# [What is expected]
Would you please copy each line of the data in which the string "icon" occurs?

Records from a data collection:
════
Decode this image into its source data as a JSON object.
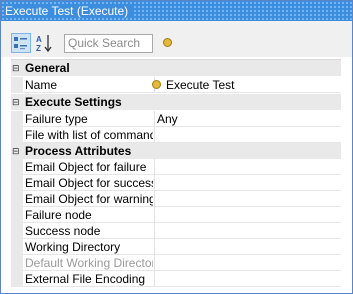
{
  "window": {
    "title": "Execute Test (Execute)"
  },
  "toolbar": {
    "categorized_icon": "categorized-view-icon",
    "alphabetical_icon": "alphabetical-sort-icon",
    "search_placeholder": "Quick Search",
    "help_icon": "help-coin-icon"
  },
  "colors": {
    "title_bar": "#3c8dde",
    "category_row": "#e9e9e9",
    "active_button": "#cfe3f7"
  },
  "categories": [
    {
      "name": "General",
      "properties": [
        {
          "name": "Name",
          "value": "Execute Test",
          "icon": "object-coin-icon"
        }
      ]
    },
    {
      "name": "Execute Settings",
      "properties": [
        {
          "name": "Failure type",
          "value": "Any"
        },
        {
          "name": "File with list of commands",
          "value": ""
        }
      ]
    },
    {
      "name": "Process Attributes",
      "properties": [
        {
          "name": "Email Object for failure",
          "value": ""
        },
        {
          "name": "Email Object for success",
          "value": ""
        },
        {
          "name": "Email Object for warning",
          "value": ""
        },
        {
          "name": "Failure node",
          "value": ""
        },
        {
          "name": "Success node",
          "value": ""
        },
        {
          "name": "Working Directory",
          "value": ""
        },
        {
          "name": "Default Working Directory",
          "value": "",
          "disabled": true
        },
        {
          "name": "External File Encoding",
          "value": ""
        }
      ]
    }
  ]
}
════
# [Your response]
    "categorized_icon": "categorized-view-icon",
    "alphabetical_icon": "alphabetical-sort-icon",
    "help_icon": "help-coin-icon"
          "icon": "object-coin-icon"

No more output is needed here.